A lot of people think commentating is easy, but it’s actually not. It’s important to know that commentators do more than just talk about a game on TV through a microphone. There are stats and other things involved that need to be understood to be on air. It’s also important in other aspects such as audience approval and how you conduct yourself in the booth during the game. Given that these are livestreamed games, people still tune in and KSAT expects at least 4,000 viewers a week to watch the Button football team.

My experience has happened rather quickly, and I thank Stautzenberger, Enriquez, and Kusenberger for working with me so far and giving me the chance with the skills I already had prior to the 17th. What really helped me was watching a lot of sports on TV, and simply listening to how other presenters call games themselves. But most importantly, I had people in the community who have been so supportive.

Case in point- I had a really fun and interesting experience being on a full broadcast for the first time. It made it even more special that it was for the high school that I love and that has already provided me with a lot of blessings. If you want to go into a certain field, and an opportunity comes up for you to get your feet wet in that field, do it. You may not know how good you can be unless you try. Just know that there is always room for improvement, just as there is always room for failure. You can’t succeed without failing. Don’t ever forget that.

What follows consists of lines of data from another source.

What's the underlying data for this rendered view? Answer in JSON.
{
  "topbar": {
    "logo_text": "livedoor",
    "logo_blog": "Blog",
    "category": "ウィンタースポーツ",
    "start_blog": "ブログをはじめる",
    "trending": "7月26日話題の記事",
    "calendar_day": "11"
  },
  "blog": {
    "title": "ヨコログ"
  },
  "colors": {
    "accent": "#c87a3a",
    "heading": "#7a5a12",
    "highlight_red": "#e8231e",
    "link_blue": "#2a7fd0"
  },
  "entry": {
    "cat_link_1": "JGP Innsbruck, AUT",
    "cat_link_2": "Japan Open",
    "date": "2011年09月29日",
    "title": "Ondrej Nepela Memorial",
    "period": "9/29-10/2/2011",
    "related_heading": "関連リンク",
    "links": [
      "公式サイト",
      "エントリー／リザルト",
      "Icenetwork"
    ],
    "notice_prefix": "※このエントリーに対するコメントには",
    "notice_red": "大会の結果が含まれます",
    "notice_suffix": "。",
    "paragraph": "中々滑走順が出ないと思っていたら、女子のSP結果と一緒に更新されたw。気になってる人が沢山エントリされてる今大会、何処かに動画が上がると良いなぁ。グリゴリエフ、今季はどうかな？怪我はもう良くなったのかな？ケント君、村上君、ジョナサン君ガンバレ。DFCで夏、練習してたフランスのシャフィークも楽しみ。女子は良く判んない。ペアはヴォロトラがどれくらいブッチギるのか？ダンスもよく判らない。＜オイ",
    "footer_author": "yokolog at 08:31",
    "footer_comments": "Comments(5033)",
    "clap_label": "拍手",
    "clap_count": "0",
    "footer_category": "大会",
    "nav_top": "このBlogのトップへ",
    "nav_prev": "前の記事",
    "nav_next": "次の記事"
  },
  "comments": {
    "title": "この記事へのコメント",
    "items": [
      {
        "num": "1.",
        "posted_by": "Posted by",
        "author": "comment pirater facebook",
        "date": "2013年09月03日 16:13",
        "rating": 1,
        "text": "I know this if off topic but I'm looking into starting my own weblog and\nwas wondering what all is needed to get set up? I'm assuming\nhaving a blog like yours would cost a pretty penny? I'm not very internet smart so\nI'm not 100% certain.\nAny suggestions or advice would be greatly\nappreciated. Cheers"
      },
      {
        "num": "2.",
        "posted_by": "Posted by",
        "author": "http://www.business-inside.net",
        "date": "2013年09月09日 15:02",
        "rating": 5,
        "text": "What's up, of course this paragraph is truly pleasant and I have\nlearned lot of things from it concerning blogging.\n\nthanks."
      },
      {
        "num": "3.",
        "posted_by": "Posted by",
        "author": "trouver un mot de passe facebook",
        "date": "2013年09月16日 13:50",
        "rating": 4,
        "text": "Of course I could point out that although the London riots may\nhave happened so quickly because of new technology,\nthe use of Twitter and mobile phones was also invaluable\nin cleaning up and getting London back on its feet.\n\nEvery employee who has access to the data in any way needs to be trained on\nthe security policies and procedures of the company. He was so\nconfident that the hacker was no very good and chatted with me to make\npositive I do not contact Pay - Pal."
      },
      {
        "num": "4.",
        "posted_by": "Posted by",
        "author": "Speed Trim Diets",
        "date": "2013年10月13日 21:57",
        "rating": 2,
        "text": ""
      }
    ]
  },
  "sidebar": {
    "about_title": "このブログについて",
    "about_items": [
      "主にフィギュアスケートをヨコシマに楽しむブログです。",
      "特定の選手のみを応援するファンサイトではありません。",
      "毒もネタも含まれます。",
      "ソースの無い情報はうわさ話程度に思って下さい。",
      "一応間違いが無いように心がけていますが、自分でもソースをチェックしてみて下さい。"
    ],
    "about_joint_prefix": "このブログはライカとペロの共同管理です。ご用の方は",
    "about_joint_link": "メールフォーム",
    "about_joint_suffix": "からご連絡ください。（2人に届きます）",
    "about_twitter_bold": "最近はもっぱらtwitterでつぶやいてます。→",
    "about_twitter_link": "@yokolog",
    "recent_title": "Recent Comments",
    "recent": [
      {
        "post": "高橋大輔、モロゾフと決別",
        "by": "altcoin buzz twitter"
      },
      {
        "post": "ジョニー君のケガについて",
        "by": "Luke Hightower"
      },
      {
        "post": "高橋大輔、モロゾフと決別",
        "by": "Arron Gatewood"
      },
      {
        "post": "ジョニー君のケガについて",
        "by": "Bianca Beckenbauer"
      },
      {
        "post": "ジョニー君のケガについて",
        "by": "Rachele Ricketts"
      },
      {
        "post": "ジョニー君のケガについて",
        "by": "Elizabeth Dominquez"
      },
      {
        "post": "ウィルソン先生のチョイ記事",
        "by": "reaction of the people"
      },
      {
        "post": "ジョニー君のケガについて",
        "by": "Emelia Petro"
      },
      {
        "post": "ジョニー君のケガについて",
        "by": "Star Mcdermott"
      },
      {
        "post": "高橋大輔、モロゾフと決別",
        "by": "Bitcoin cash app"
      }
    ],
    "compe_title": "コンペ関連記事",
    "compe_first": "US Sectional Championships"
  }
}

I also had the opportunity to call the Homecoming fight on the 24th of September against San Antonio Christian, and will call the next two games with James Peterson, as the Buttons travel to the Houston area to take on two 5A district teams. As always, you can watch every live game in the BGC app and KSAT TV on a smart streaming device.

Below is the link to the full archived broadcast from September 17th on the Texas Sports Productions website: